It’s times like these, when tragedy and devastation are felt so fully as they are right now in Japan, that my interests and passions seem irrelevant. Film, literature, music—in the wake of so many deaths, how can such pastimes be anything more than passing indulgences?
This is the gut response, and it isn’t entirely misplaced. After all, for those in the midst of such turmoil, the hot topics of pop literature or the current status of some city’s most treasured indie darling is of no importance.
Out of respect for the current crisis in Japan, some might think it a good idea to keep the A&E stuff on the down low. And in our world of excess, that’s not an entirely bad idea. Yet I hesitate to cast away these old friends (even if only temporarily), though the reason and justification to do so are there.
The trouble, as I see it, lies in how arts and entertainment, and pop culture in general, is often portrayed: as something to be embraced when seeking escape.
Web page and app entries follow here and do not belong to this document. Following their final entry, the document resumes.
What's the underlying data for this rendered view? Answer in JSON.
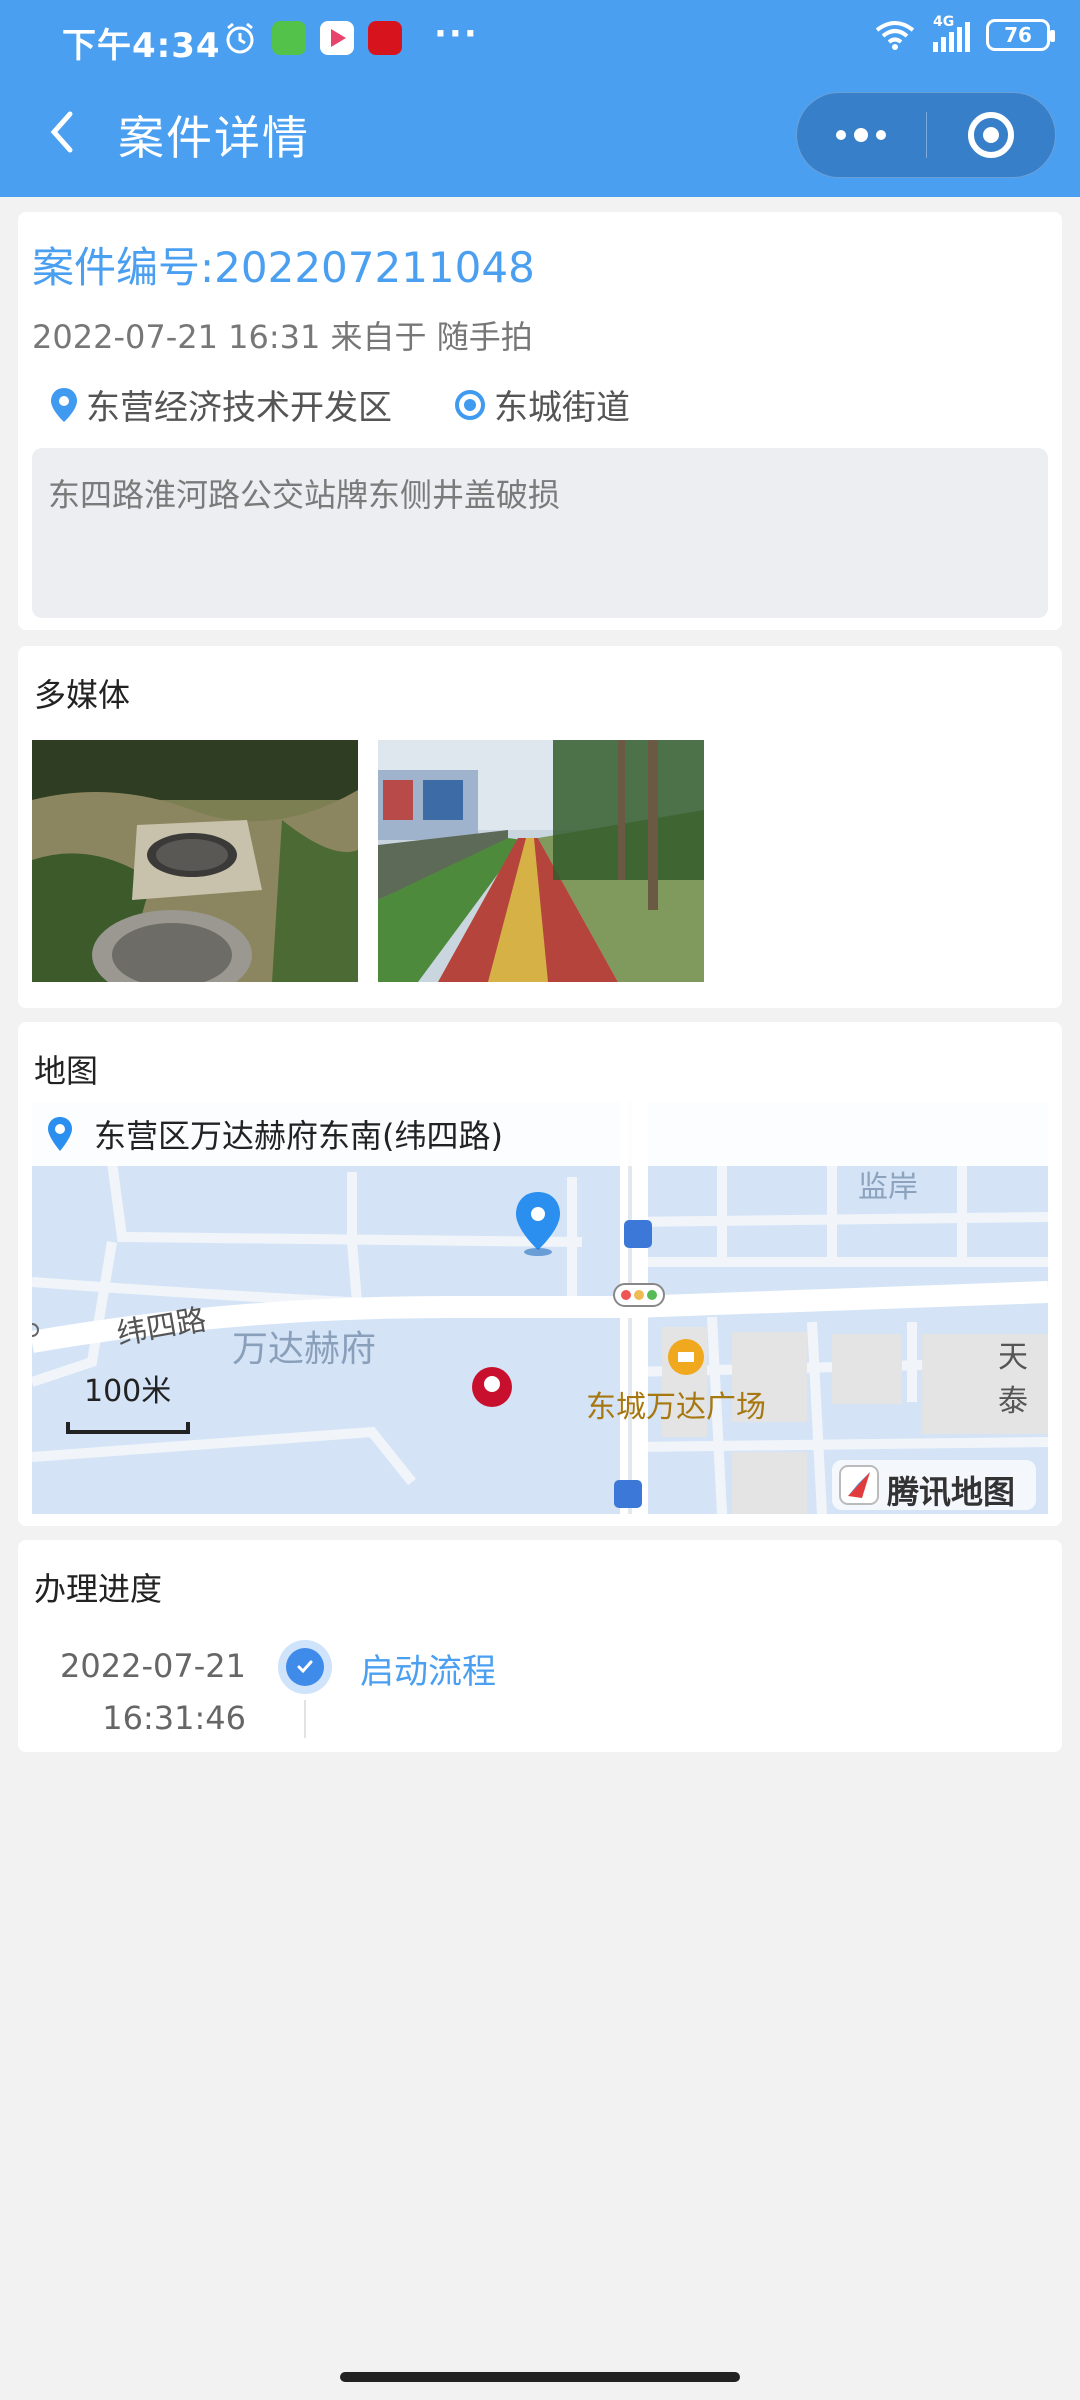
{
  "status_bar": {
    "time": "下午4:34",
    "dots": "···",
    "network": "4G",
    "battery": "76"
  },
  "nav": {
    "title": "案件详情"
  },
  "case": {
    "number_label": "案件编号:202207211048",
    "meta": "2022-07-21 16:31 来自于 随手拍",
    "district": "东营经济技术开发区",
    "street": "东城街道",
    "description": "东四路淮河路公交站牌东侧井盖破损"
  },
  "media": {
    "title": "多媒体"
  },
  "map": {
    "title": "地图",
    "address": "东营区万达赫府东南(纬四路)",
    "labels": {
      "jianan": "监岸",
      "road": "纬四路",
      "wanda_hefu": "万达赫府",
      "plaza": "东城万达广场",
      "tian": "天泰",
      "scale": "100米",
      "brand": "腾讯地图"
    }
  },
  "progress": {
    "title": "办理进度",
    "date": "2022-07-21",
    "time": "16:31:46",
    "step": "启动流程"
  },
  "colors": {
    "header": "#4a9ff0",
    "accent": "#4a9ff0",
    "background": "#f2f2f2"
  }
}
In other words, when I read a book, view a film, or listen to music, I’m really pulling away from the real world, taking time out to relax by disengaging with society—or so the story goes. In light of current events, that kind of withdrawal seems selfish and unhelpful, especially when so many are in need of help.
But the best of arts and entertainment do more than amuse; indeed, the best confronts and engages us with the struggles and torments (as well as the delights and joys) of being human. Think of them as tools, if you like, that aid us in better understanding and more fully engaging with those around us. Some times, these “tools” can help in our recovery from tragedy, such as the tragedy that’s recently struck Japan.
I’m not suggesting that, instead of donating money, we send the Japanese people copies of Dostoyevsky’s Crime and Punishment or film reels of the latest Montreal art-house flick. Nor am I suggesting that it’s okay for us to carry on with our various evening pastimes and ignore the troubles facing our friends and family across the Pacific.
But once the waters have receded, and Japan begins to rebuild, those pastimes that I am so passionate about will offer more than mere escapism. Japan will not be rebuilt upon the pages of great literature; however, that literature, or film, or music will play a part (even if only a small one) in healing the heart of the many communities that were devastated these past few days.
It is for that very reason that I remain so invested in these so called pastimes. Their affect may be small, but it is felt nonetheless. And in these trying times, every little bit counts.
Rowing For Pleasure is a weekly opinions column written by Z S Roe. Please leave a comment or question—all opinions are welcome, and all contributions are greatly appreciated. If you like what you read here, please subscribe.